## GOAL OF THE EXERCISE
Determine the count of lines containing "login" in the entries below and return only that figure.

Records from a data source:
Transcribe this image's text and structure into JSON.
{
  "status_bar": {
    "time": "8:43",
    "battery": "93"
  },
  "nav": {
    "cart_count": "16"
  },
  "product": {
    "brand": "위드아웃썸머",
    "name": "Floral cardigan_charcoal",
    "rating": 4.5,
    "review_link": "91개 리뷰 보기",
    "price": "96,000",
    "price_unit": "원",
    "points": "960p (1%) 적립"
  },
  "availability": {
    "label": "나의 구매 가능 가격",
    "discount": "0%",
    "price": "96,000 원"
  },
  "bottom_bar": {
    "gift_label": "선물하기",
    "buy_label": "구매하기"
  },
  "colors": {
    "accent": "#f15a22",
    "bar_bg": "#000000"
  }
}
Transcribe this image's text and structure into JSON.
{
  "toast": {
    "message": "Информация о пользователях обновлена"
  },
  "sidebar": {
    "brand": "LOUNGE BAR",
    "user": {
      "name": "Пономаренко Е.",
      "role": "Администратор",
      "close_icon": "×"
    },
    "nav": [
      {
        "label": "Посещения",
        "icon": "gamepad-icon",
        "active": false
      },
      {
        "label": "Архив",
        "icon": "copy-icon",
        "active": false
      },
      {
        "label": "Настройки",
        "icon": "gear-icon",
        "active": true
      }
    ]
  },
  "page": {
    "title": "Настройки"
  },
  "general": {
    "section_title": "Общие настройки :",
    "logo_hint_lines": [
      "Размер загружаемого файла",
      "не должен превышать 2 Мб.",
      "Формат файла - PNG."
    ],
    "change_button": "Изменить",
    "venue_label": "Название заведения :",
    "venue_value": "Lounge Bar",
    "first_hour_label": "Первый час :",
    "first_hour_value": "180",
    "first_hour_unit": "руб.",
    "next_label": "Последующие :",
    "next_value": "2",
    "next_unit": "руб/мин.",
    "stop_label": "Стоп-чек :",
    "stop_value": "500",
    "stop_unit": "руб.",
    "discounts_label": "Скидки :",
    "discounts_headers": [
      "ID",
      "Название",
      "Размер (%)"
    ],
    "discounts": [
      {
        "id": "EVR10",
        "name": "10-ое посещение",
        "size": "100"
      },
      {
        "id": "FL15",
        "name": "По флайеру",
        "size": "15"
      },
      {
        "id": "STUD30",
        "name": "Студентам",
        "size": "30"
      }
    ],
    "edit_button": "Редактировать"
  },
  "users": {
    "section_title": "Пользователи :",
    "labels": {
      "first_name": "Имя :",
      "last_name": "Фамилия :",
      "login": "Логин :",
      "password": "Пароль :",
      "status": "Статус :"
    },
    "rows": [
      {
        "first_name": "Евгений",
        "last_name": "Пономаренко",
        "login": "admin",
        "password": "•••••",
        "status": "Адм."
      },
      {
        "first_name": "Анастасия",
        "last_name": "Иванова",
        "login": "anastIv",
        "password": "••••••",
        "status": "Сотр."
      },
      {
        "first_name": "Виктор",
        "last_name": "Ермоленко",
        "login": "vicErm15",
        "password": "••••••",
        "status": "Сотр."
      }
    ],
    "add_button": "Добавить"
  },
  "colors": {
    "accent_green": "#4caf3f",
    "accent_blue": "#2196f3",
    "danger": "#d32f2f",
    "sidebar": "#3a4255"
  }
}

## RESULT FOR THIS EXERCISE
4